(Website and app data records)
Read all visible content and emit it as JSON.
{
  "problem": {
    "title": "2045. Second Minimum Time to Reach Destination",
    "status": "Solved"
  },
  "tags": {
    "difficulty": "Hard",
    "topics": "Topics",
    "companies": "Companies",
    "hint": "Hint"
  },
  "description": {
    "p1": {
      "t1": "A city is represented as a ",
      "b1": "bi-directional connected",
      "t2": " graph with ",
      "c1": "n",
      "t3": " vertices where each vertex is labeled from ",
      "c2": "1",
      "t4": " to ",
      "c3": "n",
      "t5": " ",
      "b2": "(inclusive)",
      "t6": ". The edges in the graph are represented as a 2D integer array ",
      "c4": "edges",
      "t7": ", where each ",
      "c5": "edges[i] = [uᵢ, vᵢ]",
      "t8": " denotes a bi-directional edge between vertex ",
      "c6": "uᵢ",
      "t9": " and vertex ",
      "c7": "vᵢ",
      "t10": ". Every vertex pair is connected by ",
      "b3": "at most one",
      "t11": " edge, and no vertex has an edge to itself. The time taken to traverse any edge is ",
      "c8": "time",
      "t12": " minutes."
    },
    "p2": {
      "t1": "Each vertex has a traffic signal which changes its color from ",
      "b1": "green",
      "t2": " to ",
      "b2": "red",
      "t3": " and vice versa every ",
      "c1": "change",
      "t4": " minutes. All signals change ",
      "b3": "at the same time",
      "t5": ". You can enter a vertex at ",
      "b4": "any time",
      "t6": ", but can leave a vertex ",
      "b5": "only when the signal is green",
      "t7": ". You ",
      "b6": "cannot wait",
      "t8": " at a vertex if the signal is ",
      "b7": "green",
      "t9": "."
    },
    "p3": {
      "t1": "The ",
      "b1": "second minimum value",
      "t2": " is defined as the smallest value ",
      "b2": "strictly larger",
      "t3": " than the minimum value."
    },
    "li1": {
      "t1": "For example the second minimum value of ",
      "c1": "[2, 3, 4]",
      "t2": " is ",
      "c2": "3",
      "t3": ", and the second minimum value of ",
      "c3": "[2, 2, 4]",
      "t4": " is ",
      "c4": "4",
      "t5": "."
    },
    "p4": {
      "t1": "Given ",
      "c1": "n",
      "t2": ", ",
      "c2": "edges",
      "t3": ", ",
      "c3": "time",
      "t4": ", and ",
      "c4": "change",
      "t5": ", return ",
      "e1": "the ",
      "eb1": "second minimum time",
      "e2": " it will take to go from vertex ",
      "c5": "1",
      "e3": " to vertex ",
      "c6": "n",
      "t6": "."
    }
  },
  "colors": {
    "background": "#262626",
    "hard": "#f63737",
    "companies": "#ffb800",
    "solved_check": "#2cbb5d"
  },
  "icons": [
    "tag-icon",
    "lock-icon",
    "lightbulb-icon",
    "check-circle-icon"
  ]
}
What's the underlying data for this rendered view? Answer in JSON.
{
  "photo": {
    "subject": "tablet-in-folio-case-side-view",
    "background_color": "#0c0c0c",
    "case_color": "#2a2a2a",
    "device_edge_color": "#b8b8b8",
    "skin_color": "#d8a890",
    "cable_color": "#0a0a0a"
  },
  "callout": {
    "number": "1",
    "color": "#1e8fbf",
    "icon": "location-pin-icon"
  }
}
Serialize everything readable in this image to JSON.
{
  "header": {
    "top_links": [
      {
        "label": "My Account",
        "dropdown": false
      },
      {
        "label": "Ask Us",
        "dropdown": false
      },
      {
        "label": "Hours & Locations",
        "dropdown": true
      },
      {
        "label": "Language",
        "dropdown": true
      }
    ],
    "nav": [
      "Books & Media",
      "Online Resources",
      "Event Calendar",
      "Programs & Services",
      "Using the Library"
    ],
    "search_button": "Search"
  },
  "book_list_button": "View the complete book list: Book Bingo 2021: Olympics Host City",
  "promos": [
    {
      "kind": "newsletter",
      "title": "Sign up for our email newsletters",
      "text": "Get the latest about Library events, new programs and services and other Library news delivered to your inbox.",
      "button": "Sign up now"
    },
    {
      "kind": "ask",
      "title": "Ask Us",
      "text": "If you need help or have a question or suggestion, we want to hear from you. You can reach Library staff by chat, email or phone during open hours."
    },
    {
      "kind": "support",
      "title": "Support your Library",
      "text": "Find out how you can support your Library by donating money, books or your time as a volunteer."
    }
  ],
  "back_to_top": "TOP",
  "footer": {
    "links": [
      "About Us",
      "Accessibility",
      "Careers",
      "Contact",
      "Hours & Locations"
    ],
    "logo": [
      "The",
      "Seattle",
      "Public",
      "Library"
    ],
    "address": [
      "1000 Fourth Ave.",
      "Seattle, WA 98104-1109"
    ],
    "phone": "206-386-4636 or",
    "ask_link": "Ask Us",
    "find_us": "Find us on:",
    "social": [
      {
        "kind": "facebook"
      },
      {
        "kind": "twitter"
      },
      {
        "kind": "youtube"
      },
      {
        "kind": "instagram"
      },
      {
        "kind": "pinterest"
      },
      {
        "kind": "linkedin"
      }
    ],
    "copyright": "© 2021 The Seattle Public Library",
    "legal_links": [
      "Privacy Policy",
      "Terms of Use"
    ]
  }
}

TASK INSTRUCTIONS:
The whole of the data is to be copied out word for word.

ANSWER:
Read all visible content and emit it as JSON.
{
  "problem": {
    "title": "2045. Second Minimum Time to Reach Destination",
    "status": "Solved"
  },
  "tags": {
    "difficulty": "Hard",
    "topics": "Topics",
    "companies": "Companies",
    "hint": "Hint"
  },
  "description": {
    "p1": {
      "t1": "A city is represented as a ",
      "b1": "bi-directional connected",
      "t2": " graph with ",
      "c1": "n",
      "t3": " vertices where each vertex is labeled from ",
      "c2": "1",
      "t4": " to ",
      "c3": "n",
      "t5": " ",
      "b2": "(inclusive)",
      "t6": ". The edges in the graph are represented as a 2D integer array ",
      "c4": "edges",
      "t7": ", where each ",
      "c5": "edges[i] = [uᵢ, vᵢ]",
      "t8": " denotes a bi-directional edge between vertex ",
      "c6": "uᵢ",
      "t9": " and vertex ",
      "c7": "vᵢ",
      "t10": ". Every vertex pair is connected by ",
      "b3": "at most one",
      "t11": " edge, and no vertex has an edge to itself. The time taken to traverse any edge is ",
      "c8": "time",
      "t12": " minutes."
    },
    "p2": {
      "t1": "Each vertex has a traffic signal which changes its color from ",
      "b1": "green",
      "t2": " to ",
      "b2": "red",
      "t3": " and vice versa every ",
      "c1": "change",
      "t4": " minutes. All signals change ",
      "b3": "at the same time",
      "t5": ". You can enter a vertex at ",
      "b4": "any time",
      "t6": ", but can leave a vertex ",
      "b5": "only when the signal is green",
      "t7": ". You ",
      "b6": "cannot wait",
      "t8": " at a vertex if the signal is ",
      "b7": "green",
      "t9": "."
    },
    "p3": {
      "t1": "The ",
      "b1": "second minimum value",
      "t2": " is defined as the smallest value ",
      "b2": "strictly larger",
      "t3": " than the minimum value."
    },
    "li1": {
      "t1": "For example the second minimum value of ",
      "c1": "[2, 3, 4]",
      "t2": " is ",
      "c2": "3",
      "t3": ", and the second minimum value of ",
      "c3": "[2, 2, 4]",
      "t4": " is ",
      "c4": "4",
      "t5": "."
    },
    "p4": {
      "t1": "Given ",
      "c1": "n",
      "t2": ", ",
      "c2": "edges",
      "t3": ", ",
      "c3": "time",
      "t4": ", and ",
      "c4": "change",
      "t5": ", return ",
      "e1": "the ",
      "eb1": "second minimum time",
      "e2": " it will take to go from vertex ",
      "c5": "1",
      "e3": " to vertex ",
      "c6": "n",
      "t6": "."
    }
  },
  "colors": {
    "background": "#262626",
    "hard": "#f63737",
    "companies": "#ffb800",
    "solved_check": "#2cbb5d"
  },
  "icons": [
    "tag-icon",
    "lock-icon",
    "lightbulb-icon",
    "check-circle-icon"
  ]
}
What's the underlying data for this rendered view? Answer in JSON.
{
  "photo": {
    "subject": "tablet-in-folio-case-side-view",
    "background_color": "#0c0c0c",
    "case_color": "#2a2a2a",
    "device_edge_color": "#b8b8b8",
    "skin_color": "#d8a890",
    "cable_color": "#0a0a0a"
  },
  "callout": {
    "number": "1",
    "color": "#1e8fbf",
    "icon": "location-pin-icon"
  }
}
Serialize everything readable in this image to JSON.
{
  "header": {
    "top_links": [
      {
        "label": "My Account",
        "dropdown": false
      },
      {
        "label": "Ask Us",
        "dropdown": false
      },
      {
        "label": "Hours & Locations",
        "dropdown": true
      },
      {
        "label": "Language",
        "dropdown": true
      }
    ],
    "nav": [
      "Books & Media",
      "Online Resources",
      "Event Calendar",
      "Programs & Services",
      "Using the Library"
    ],
    "search_button": "Search"
  },
  "book_list_button": "View the complete book list: Book Bingo 2021: Olympics Host City",
  "promos": [
    {
      "kind": "newsletter",
      "title": "Sign up for our email newsletters",
      "text": "Get the latest about Library events, new programs and services and other Library news delivered to your inbox.",
      "button": "Sign up now"
    },
    {
      "kind": "ask",
      "title": "Ask Us",
      "text": "If you need help or have a question or suggestion, we want to hear from you. You can reach Library staff by chat, email or phone during open hours."
    },
    {
      "kind": "support",
      "title": "Support your Library",
      "text": "Find out how you can support your Library by donating money, books or your time as a volunteer."
    }
  ],
  "back_to_top": "TOP",
  "footer": {
    "links": [
      "About Us",
      "Accessibility",
      "Careers",
      "Contact",
      "Hours & Locations"
    ],
    "logo": [
      "The",
      "Seattle",
      "Public",
      "Library"
    ],
    "address": [
      "1000 Fourth Ave.",
      "Seattle, WA 98104-1109"
    ],
    "phone": "206-386-4636 or",
    "ask_link": "Ask Us",
    "find_us": "Find us on:",
    "social": [
      {
        "kind": "facebook"
      },
      {
        "kind": "twitter"
      },
      {
        "kind": "youtube"
      },
      {
        "kind": "instagram"
      },
      {
        "kind": "pinterest"
      },
      {
        "kind": "linkedin"
      }
    ],
    "copyright": "© 2021 The Seattle Public Library",
    "legal_links": [
      "Privacy Policy",
      "Terms of Use"
    ]
  }
}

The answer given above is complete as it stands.